SALT LAKE CITY — Rep. John Curtis, R-Utah, said during a congressional hearing Wednesday on China’s trade practices that the looming trade war over tariffs ordered by President Donald Trump is hitting Utah companies hard.
“The worry in Utah is the path is littered with dead companies along the way,” Curtis said, citing the unpredictability of the impact of imposing a list of tariffs announced Tuesday on $200 billion in goods from China.
China is expected to retaliate for the tariffs, a 10 percent assessment on a wide range of imports including fruits, rice, shrimp, frozen pork, baseball gloves, quartz, electric vehicle batteries, machetes, birds eggs, pet food and cigarettes.
“Where does this end?” Curtis asked the expert witnesses testifying before members of the House Foreign Affairs Committee for a hearing on “China’s predatory Trade and Investment Strategy.”
The answers were not encouraging.
“This reminds me of two 8-year-olds having a staring contest waiting to see who’s going to blink first,” said William Reinsch, who holds the Scholl Chair in International Business at the Center for Strategic and International Studies.
Trump “has only one tactic, which is escalate (and) up the ante,” Reinsch said, making him skeptical that there will be successful negotiations to stop the tariffs during the two-month review process, which includes hearings in August.
“I’m very gloomy that where this goes is in the end, all trade is subject to punishing tariffs and there’s going to be a lot of collateral damage on both sides,” the former commerce undersecretary in President Bill Clinton’s administration said.
Derek Scissors, a resident scholar at the conservative American Enterprise Institute, said the tariffs are not inconsistent with the president’s committment to reducing the nation’s trade deficit with China.

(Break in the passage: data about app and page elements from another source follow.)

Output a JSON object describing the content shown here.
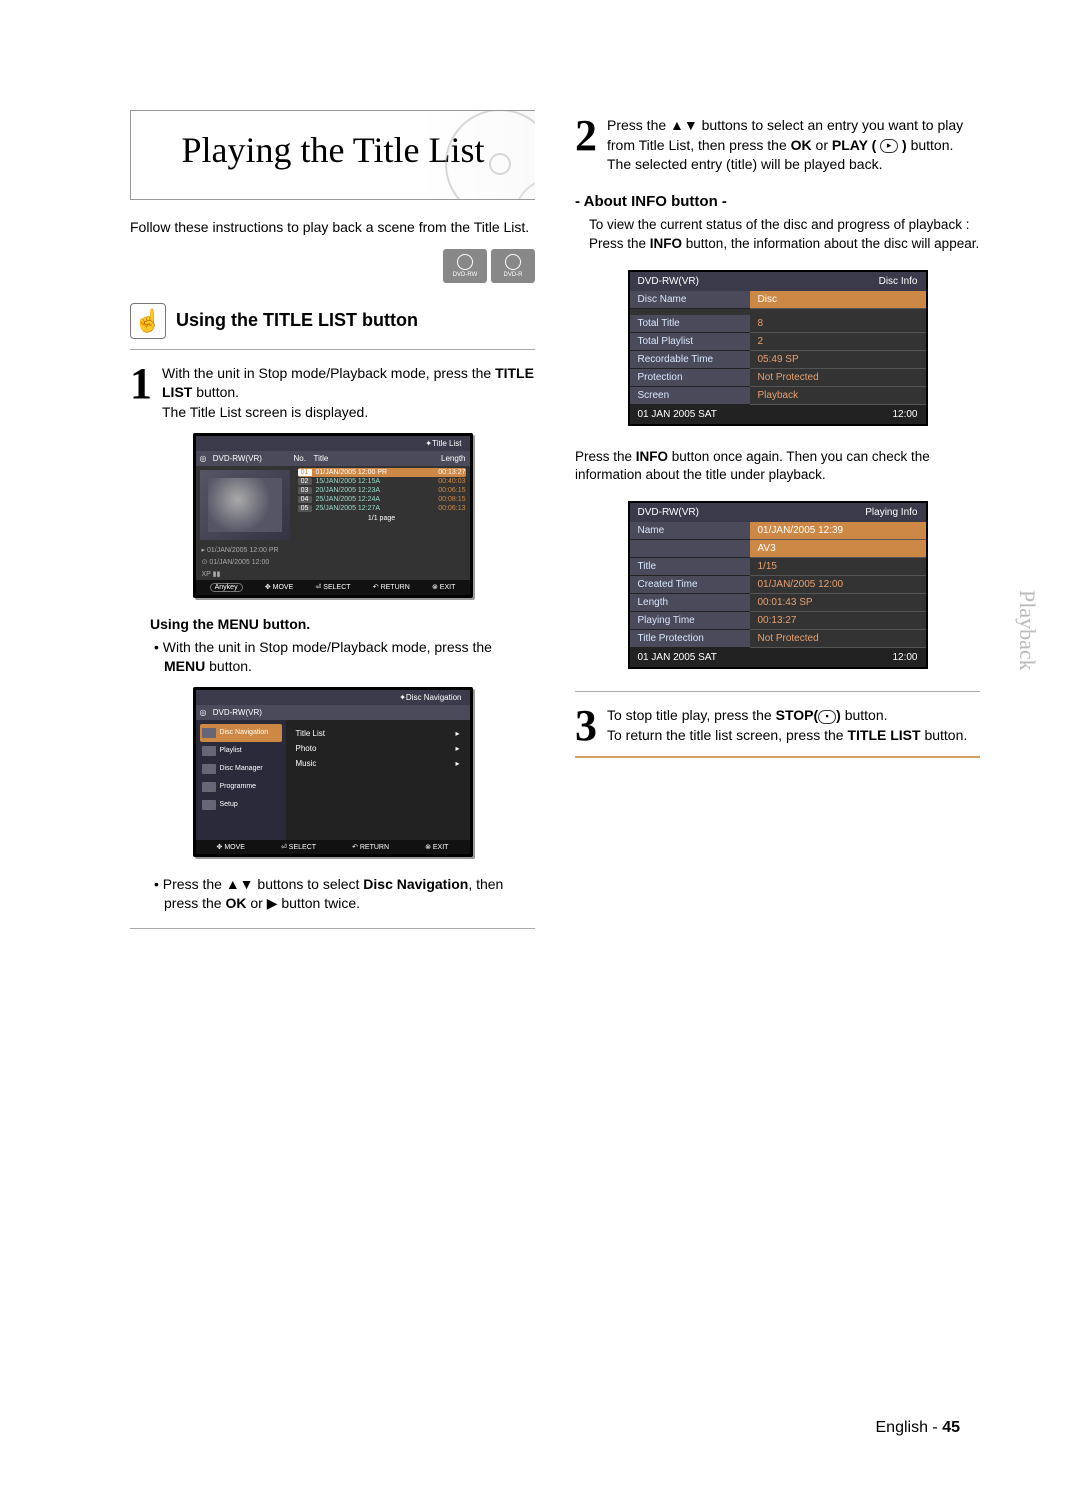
{
  "page": {
    "language": "English",
    "number": "45",
    "side_tab": "Playback"
  },
  "title_block": {
    "heading": "Playing the Title List"
  },
  "intro": "Follow these instructions to play back a scene from the Title List.",
  "disc_badges": [
    "DVD-RW",
    "DVD-R"
  ],
  "section1": {
    "heading": "Using the TITLE LIST button",
    "step1_a": "With the unit in Stop mode/Playback mode, press the ",
    "step1_b": "TITLE LIST",
    "step1_c": " button.",
    "step1_d": "The Title List screen is displayed."
  },
  "osd_titlelist": {
    "window": "Title List",
    "source": "DVD-RW(VR)",
    "cols": {
      "no": "No.",
      "title": "Title",
      "length": "Length"
    },
    "rows": [
      {
        "n": "01",
        "t": "01/JAN/2005 12:00 PR",
        "l": "00:13:27"
      },
      {
        "n": "02",
        "t": "15/JAN/2005 12:15A",
        "l": "00:40:03"
      },
      {
        "n": "03",
        "t": "20/JAN/2005 12:23A",
        "l": "00:06:15"
      },
      {
        "n": "04",
        "t": "25/JAN/2005 12:24A",
        "l": "00:08:15"
      },
      {
        "n": "05",
        "t": "25/JAN/2005 12:27A",
        "l": "00:06:13"
      }
    ],
    "meta1": "01/JAN/2005 12:00 PR",
    "meta2": "01/JAN/2005 12:00",
    "xp": "XP",
    "page": "1/1 page",
    "foot": {
      "move": "MOVE",
      "select": "SELECT",
      "ret": "RETURN",
      "exit": "EXIT",
      "anykey": "Anykey"
    }
  },
  "menu_section": {
    "heading": "Using the MENU button.",
    "bullet1_a": "With the unit in Stop mode/Playback mode, press the ",
    "bullet1_b": "MENU",
    "bullet1_c": " button."
  },
  "osd_nav": {
    "window": "Disc Navigation",
    "source": "DVD-RW(VR)",
    "left": [
      "Disc Navigation",
      "Playlist",
      "Disc Manager",
      "Programme",
      "Setup"
    ],
    "right": [
      "Title List",
      "Photo",
      "Music"
    ],
    "foot": {
      "move": "MOVE",
      "select": "SELECT",
      "ret": "RETURN",
      "exit": "EXIT"
    }
  },
  "menu_bullet2_a": "Press the ",
  "menu_bullet2_b": " buttons to select ",
  "menu_bullet2_c": "Disc Navigation",
  "menu_bullet2_d": ", then press the ",
  "menu_bullet2_e": "OK",
  "menu_bullet2_f": " or ",
  "menu_bullet2_g": " button twice.",
  "step2": {
    "a": "Press the ",
    "b": " buttons to select an entry you want to play from Title List, then press the ",
    "c": "OK",
    "d": " or ",
    "e": "PLAY ( ",
    "f": " )",
    "g": " button.",
    "h": "The selected entry (title) will be played back."
  },
  "about_info": {
    "heading": "- About INFO button -",
    "body_a": "To view the current status of the disc and progress of playback : Press the ",
    "body_b": "INFO",
    "body_c": " button, the information about the disc will appear."
  },
  "disc_info_panel": {
    "top_l": "DVD-RW(VR)",
    "top_r": "Disc Info",
    "rows": [
      {
        "k": "Disc Name",
        "v": "Disc",
        "sel": true
      },
      {
        "k": "Total Title",
        "v": "8"
      },
      {
        "k": "Total Playlist",
        "v": "2"
      },
      {
        "k": "Recordable Time",
        "v": "05:49  SP"
      },
      {
        "k": "Protection",
        "v": "Not Protected"
      },
      {
        "k": "Screen",
        "v": "Playback"
      }
    ],
    "foot_l": "01 JAN 2005 SAT",
    "foot_r": "12:00"
  },
  "info_again_a": "Press the ",
  "info_again_b": "INFO",
  "info_again_c": " button once again. Then you can check the information about the title under playback.",
  "playing_info_panel": {
    "top_l": "DVD-RW(VR)",
    "top_r": "Playing Info",
    "rows": [
      {
        "k": "Name",
        "v": "01/JAN/2005 12:39"
      },
      {
        "k": "",
        "v": "AV3"
      },
      {
        "k": "Title",
        "v": "1/15"
      },
      {
        "k": "Created Time",
        "v": "01/JAN/2005 12:00"
      },
      {
        "k": "Length",
        "v": "00:01:43 SP"
      },
      {
        "k": "Playing Time",
        "v": "00:13:27"
      },
      {
        "k": "Title Protection",
        "v": "Not Protected"
      }
    ],
    "foot_l": "01 JAN 2005 SAT",
    "foot_r": "12:00"
  },
  "step3": {
    "a": "To stop title play, press the ",
    "b": "STOP(",
    "c": ")",
    "d": " button.",
    "e": "To return the title list screen, press the ",
    "f": "TITLE LIST",
    "g": " button."
  }
}
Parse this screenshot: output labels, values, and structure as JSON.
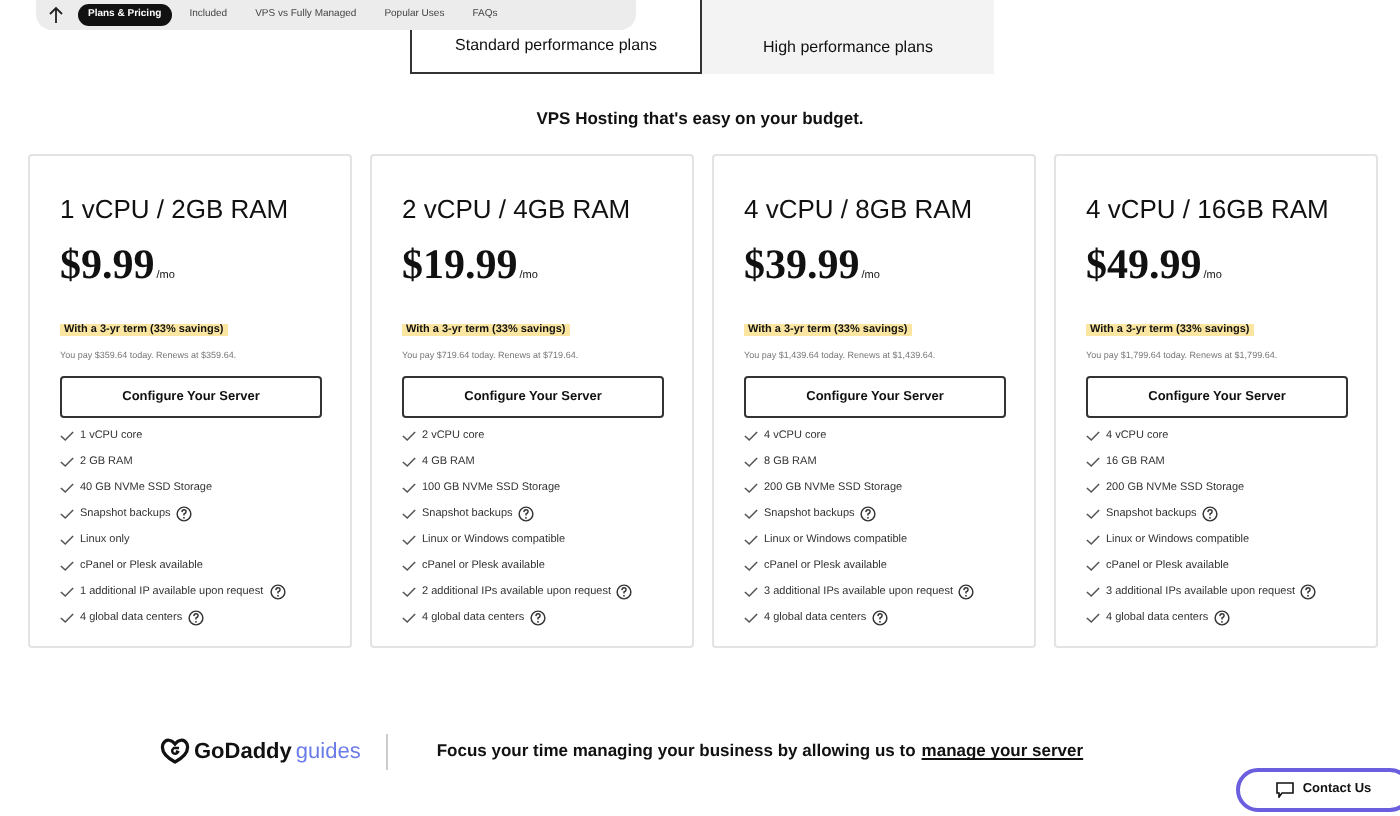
{
  "nav": {
    "items": [
      {
        "label": "Plans & Pricing",
        "selected": true
      },
      {
        "label": "Included",
        "selected": false
      },
      {
        "label": "VPS vs Fully Managed",
        "selected": false
      },
      {
        "label": "Popular Uses",
        "selected": false
      },
      {
        "label": "FAQs",
        "selected": false
      }
    ]
  },
  "plan_tabs": [
    {
      "label": "Standard performance plans",
      "selected": true
    },
    {
      "label": "High performance plans",
      "selected": false
    }
  ],
  "headline": "VPS Hosting that's easy on your budget.",
  "plans": [
    {
      "name": "1 vCPU / 2GB RAM",
      "price": "$9.99",
      "per": "/mo",
      "term": "With a 3-yr term (33% savings)",
      "pay": "You pay $359.64 today. Renews at $359.64.",
      "button": "Configure Your Server",
      "features": [
        {
          "text": "1 vCPU core",
          "info": false
        },
        {
          "text": "2 GB RAM",
          "info": false
        },
        {
          "text": "40 GB NVMe SSD Storage",
          "info": false
        },
        {
          "text": "Snapshot backups",
          "info": true
        },
        {
          "text": "Linux only",
          "info": false
        },
        {
          "text": "cPanel or Plesk available",
          "info": false
        },
        {
          "text": "1 additional IP available upon request",
          "info": true
        },
        {
          "text": "4 global data centers",
          "info": true
        }
      ]
    },
    {
      "name": "2 vCPU / 4GB RAM",
      "price": "$19.99",
      "per": "/mo",
      "term": "With a 3-yr term (33% savings)",
      "pay": "You pay $719.64 today. Renews at $719.64.",
      "button": "Configure Your Server",
      "features": [
        {
          "text": "2 vCPU core",
          "info": false
        },
        {
          "text": "4 GB RAM",
          "info": false
        },
        {
          "text": "100 GB NVMe SSD Storage",
          "info": false
        },
        {
          "text": "Snapshot backups",
          "info": true
        },
        {
          "text": "Linux or Windows compatible",
          "info": false
        },
        {
          "text": "cPanel or Plesk available",
          "info": false
        },
        {
          "text": "2 additional IPs available upon request",
          "info": true
        },
        {
          "text": "4 global data centers",
          "info": true
        }
      ]
    },
    {
      "name": "4 vCPU / 8GB RAM",
      "price": "$39.99",
      "per": "/mo",
      "term": "With a 3-yr term (33% savings)",
      "pay": "You pay $1,439.64 today. Renews at $1,439.64.",
      "button": "Configure Your Server",
      "features": [
        {
          "text": "4 vCPU core",
          "info": false
        },
        {
          "text": "8 GB RAM",
          "info": false
        },
        {
          "text": "200 GB NVMe SSD Storage",
          "info": false
        },
        {
          "text": "Snapshot backups",
          "info": true
        },
        {
          "text": "Linux or Windows compatible",
          "info": false
        },
        {
          "text": "cPanel or Plesk available",
          "info": false
        },
        {
          "text": "3 additional IPs available upon request",
          "info": true
        },
        {
          "text": "4 global data centers",
          "info": true
        }
      ]
    },
    {
      "name": "4 vCPU / 16GB RAM",
      "price": "$49.99",
      "per": "/mo",
      "term": "With a 3-yr term (33% savings)",
      "pay": "You pay $1,799.64 today. Renews at $1,799.64.",
      "button": "Configure Your Server",
      "features": [
        {
          "text": "4 vCPU core",
          "info": false
        },
        {
          "text": "16 GB RAM",
          "info": false
        },
        {
          "text": "200 GB NVMe SSD Storage",
          "info": false
        },
        {
          "text": "Snapshot backups",
          "info": true
        },
        {
          "text": "Linux or Windows compatible",
          "info": false
        },
        {
          "text": "cPanel or Plesk available",
          "info": false
        },
        {
          "text": "3 additional IPs available upon request",
          "info": true
        },
        {
          "text": "4 global data centers",
          "info": true
        }
      ]
    }
  ],
  "footer": {
    "brand": "GoDaddy",
    "brand_suffix": "guides",
    "text": "Focus your time managing your business by allowing us to",
    "link": "manage your server"
  },
  "contact_button": "Contact Us"
}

“It’s going to take some work to get the trade deficit under control, which means we may get a series of 10 …read more
Source:: Deseret News – Business News